● **Required action**:
Go through the listing and copy each line that has the string "time" in it.

◆ ◆ ◆ ◆

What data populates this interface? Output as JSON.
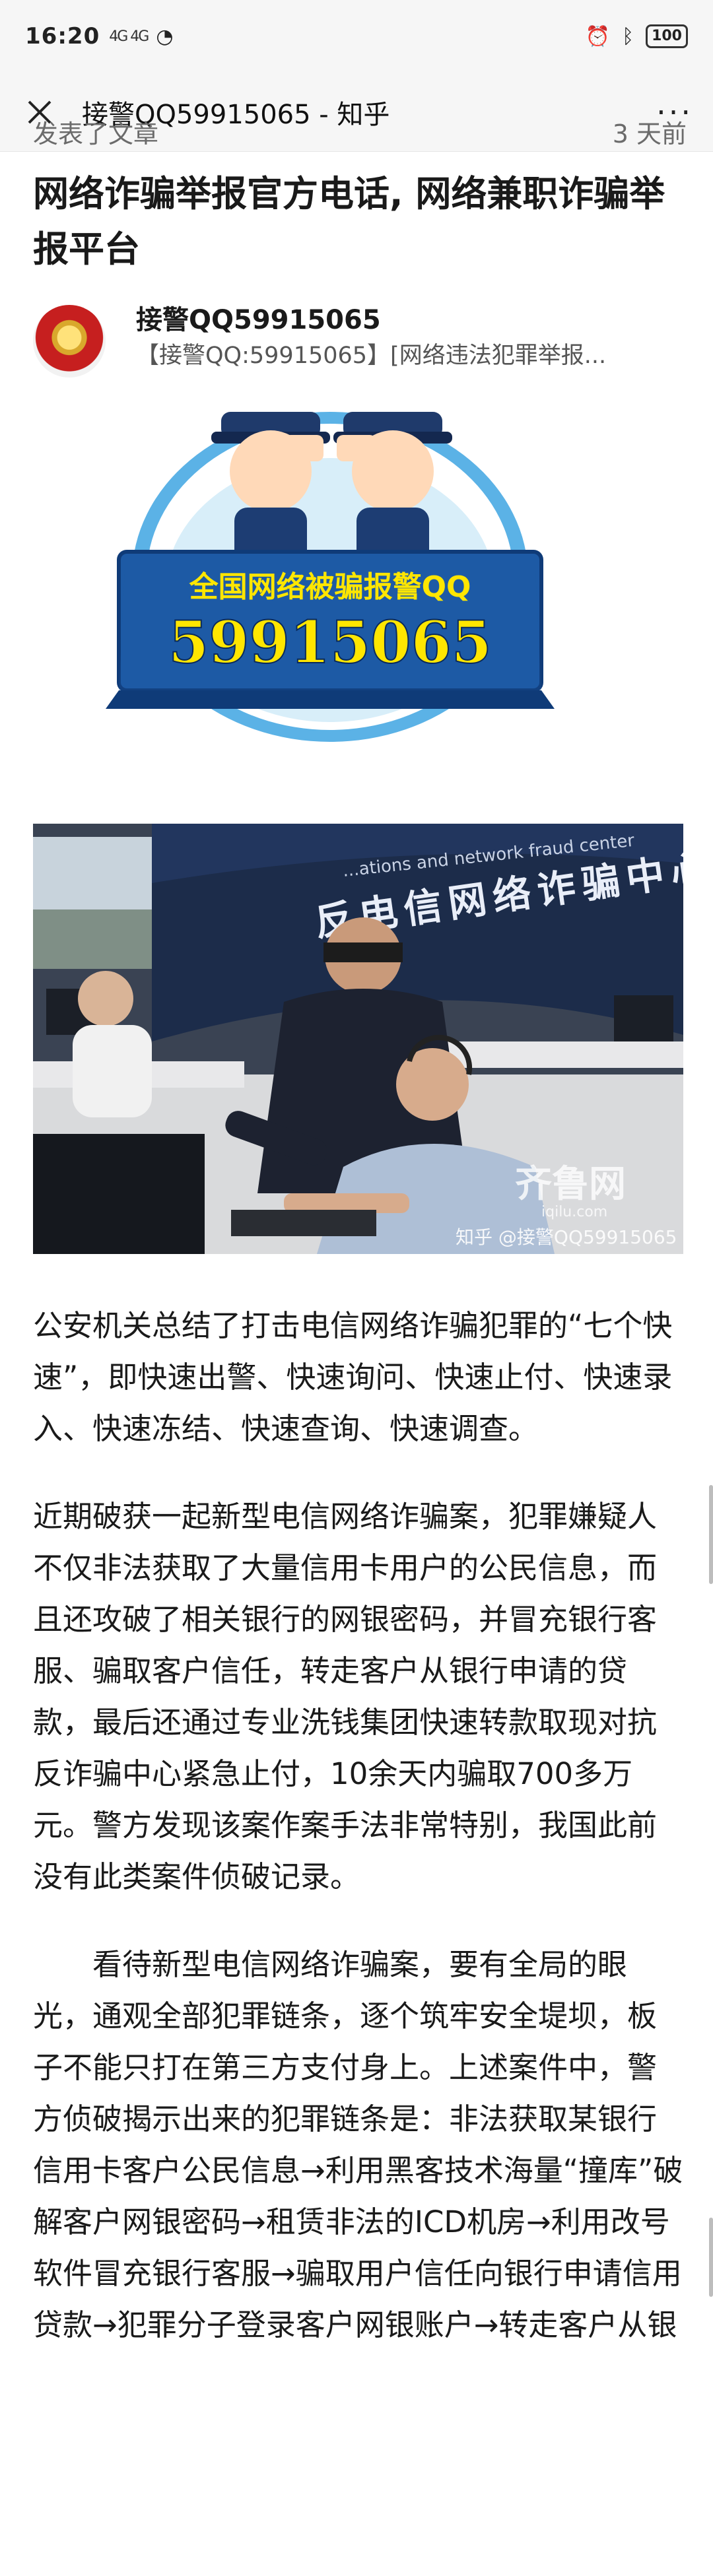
{
  "status_bar": {
    "time": "16:20",
    "signal_text": "4G 4G",
    "battery": "100"
  },
  "nav": {
    "title": "接警QQ59915065 - 知乎",
    "more": "···"
  },
  "article_header": {
    "partial_left": "发表了文章",
    "partial_right": "3 天前",
    "title": "网络诈骗举报官方电话, 网络兼职诈骗举报平台"
  },
  "author": {
    "name": "接警QQ59915065",
    "bio": "【接警QQ:59915065】[网络违法犯罪举报..."
  },
  "banner": {
    "line1": "全国网络被骗报警QQ",
    "line2": "59915065"
  },
  "photo": {
    "sign_cn": "反电信网络诈骗中心",
    "sign_en": "...ations and network fraud center",
    "watermark_site": "齐鲁网",
    "watermark_domain": "iqilu.com",
    "watermark_zhihu": "知乎 @接警QQ59915065"
  },
  "paragraphs": [
    "公安机关总结了打击电信网络诈骗犯罪的“七个快速”，即快速出警、快速询问、快速止付、快速录入、快速冻结、快速查询、快速调查。",
    "近期破获一起新型电信网络诈骗案，犯罪嫌疑人不仅非法获取了大量信用卡用户的公民信息，而且还攻破了相关银行的网银密码，并冒充银行客服、骗取客户信任，转走客户从银行申请的贷款，最后还通过专业洗钱集团快速转款取现对抗反诈骗中心紧急止付，10余天内骗取700多万元。警方发现该案作案手法非常特别，我国此前没有此类案件侦破记录。",
    "看待新型电信网络诈骗案，要有全局的眼光，通观全部犯罪链条，逐个筑牢安全堤坝，板子不能只打在第三方支付身上。上述案件中，警方侦破揭示出来的犯罪链条是：非法获取某银行信用卡客户公民信息→利用黑客技术海量“撞库”破解客户网银密码→租赁非法的ICD机房→利用改号软件冒充银行客服→骗取用户信任向银行申请信用贷款→犯罪分子登录客户网银账户→转走客户从银"
  ],
  "colors": {
    "banner_blue": "#1d5aa5",
    "banner_yellow": "#ffe600",
    "text": "#1a1a1a"
  }
}
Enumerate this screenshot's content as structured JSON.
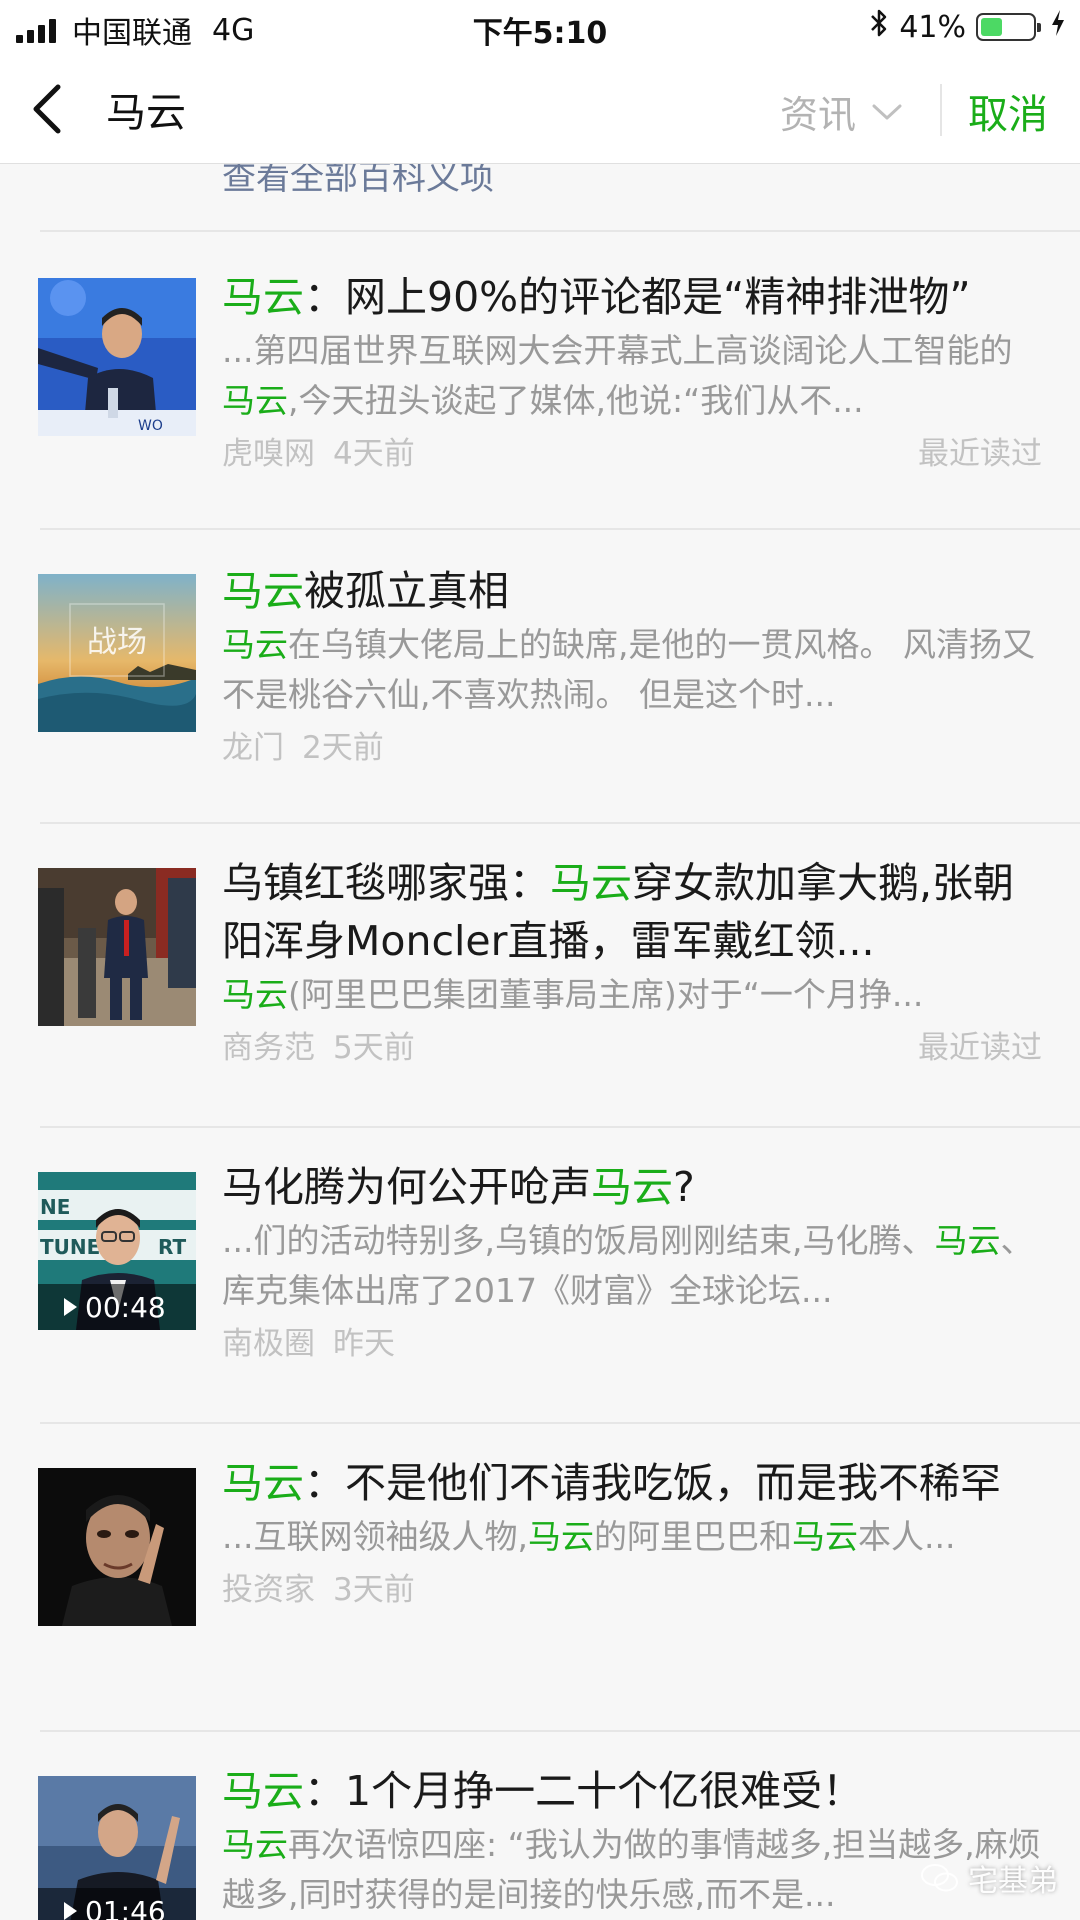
{
  "status_bar": {
    "carrier": "中国联通",
    "network": "4G",
    "time": "下午5:10",
    "battery_percent": "41%",
    "battery_level": 0.41,
    "bluetooth_icon": "bluetooth-icon",
    "charging_icon": "charging-bolt-icon"
  },
  "nav": {
    "query": "马云",
    "filter_label": "资讯",
    "cancel_label": "取消"
  },
  "baike_link": "查看全部百科义项",
  "articles": [
    {
      "title": [
        {
          "t": "马云",
          "h": true
        },
        {
          "t": "：网上90%的评论都是“精神排泄物”",
          "h": false
        }
      ],
      "snippet": [
        {
          "t": "...第四届世界互联网大会开幕式上高谈阔论人工智能的",
          "h": false
        },
        {
          "t": "马云",
          "h": true
        },
        {
          "t": ",今天扭头谈起了媒体,他说:“我们从不...",
          "h": false
        }
      ],
      "source": "虎嗅网",
      "time": "4天前",
      "read": "最近读过"
    },
    {
      "title": [
        {
          "t": "马云",
          "h": true
        },
        {
          "t": "被孤立真相",
          "h": false
        }
      ],
      "snippet": [
        {
          "t": "马云",
          "h": true
        },
        {
          "t": "在乌镇大佬局上的缺席,是他的一贯风格。 风清扬又不是桃谷六仙,不喜欢热闹。 但是这个时...",
          "h": false
        }
      ],
      "source": "龙门",
      "time": "2天前",
      "read": "",
      "thumb_text": "战场"
    },
    {
      "title": [
        {
          "t": "乌镇红毯哪家强：",
          "h": false
        },
        {
          "t": "马云",
          "h": true
        },
        {
          "t": "穿女款加拿大鹅,张朝阳浑身Moncler直播，雷军戴红领...",
          "h": false
        }
      ],
      "snippet": [
        {
          "t": "马云",
          "h": true
        },
        {
          "t": "(阿里巴巴集团董事局主席)对于“一个月挣...",
          "h": false
        }
      ],
      "source": "商务范",
      "time": "5天前",
      "read": "最近读过"
    },
    {
      "title": [
        {
          "t": "马化腾为何公开呛声",
          "h": false
        },
        {
          "t": "马云",
          "h": true
        },
        {
          "t": "?",
          "h": false
        }
      ],
      "snippet": [
        {
          "t": "...们的活动特别多,乌镇的饭局刚刚结束,马化腾、",
          "h": false
        },
        {
          "t": "马云",
          "h": true
        },
        {
          "t": "、库克集体出席了2017《财富》全球论坛...",
          "h": false
        }
      ],
      "source": "南极圈",
      "time": "昨天",
      "read": "",
      "duration": "00:48"
    },
    {
      "title": [
        {
          "t": "马云",
          "h": true
        },
        {
          "t": "：不是他们不请我吃饭，而是我不稀罕",
          "h": false
        }
      ],
      "snippet": [
        {
          "t": "...互联网领袖级人物,",
          "h": false
        },
        {
          "t": "马云",
          "h": true
        },
        {
          "t": "的阿里巴巴和",
          "h": false
        },
        {
          "t": "马云",
          "h": true
        },
        {
          "t": "本人...",
          "h": false
        }
      ],
      "source": "投资家",
      "time": "3天前",
      "read": ""
    },
    {
      "title": [
        {
          "t": "马云",
          "h": true
        },
        {
          "t": "：1个月挣一二十个亿很难受！",
          "h": false
        }
      ],
      "snippet": [
        {
          "t": "马云",
          "h": true
        },
        {
          "t": "再次语惊四座: “我认为做的事情越多,担当越多,麻烦越多,同时获得的是间接的快乐感,而不是...",
          "h": false
        }
      ],
      "source": "",
      "time": "",
      "read": "",
      "duration": "01:46"
    }
  ],
  "watermark": "宅基弟",
  "colors": {
    "highlight": "#1aad19",
    "snippet": "#999999",
    "meta": "#c2c2c2",
    "battery": "#4cd964"
  }
}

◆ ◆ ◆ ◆

● **Answer to the exercise**:
    "time": "16:20",
    "time": "下午5:10",
      "time": "4天前",
      "time": "2天前",
      "time": "5天前",
      "time": "昨天",
      "time": "3天前",
      "time": "",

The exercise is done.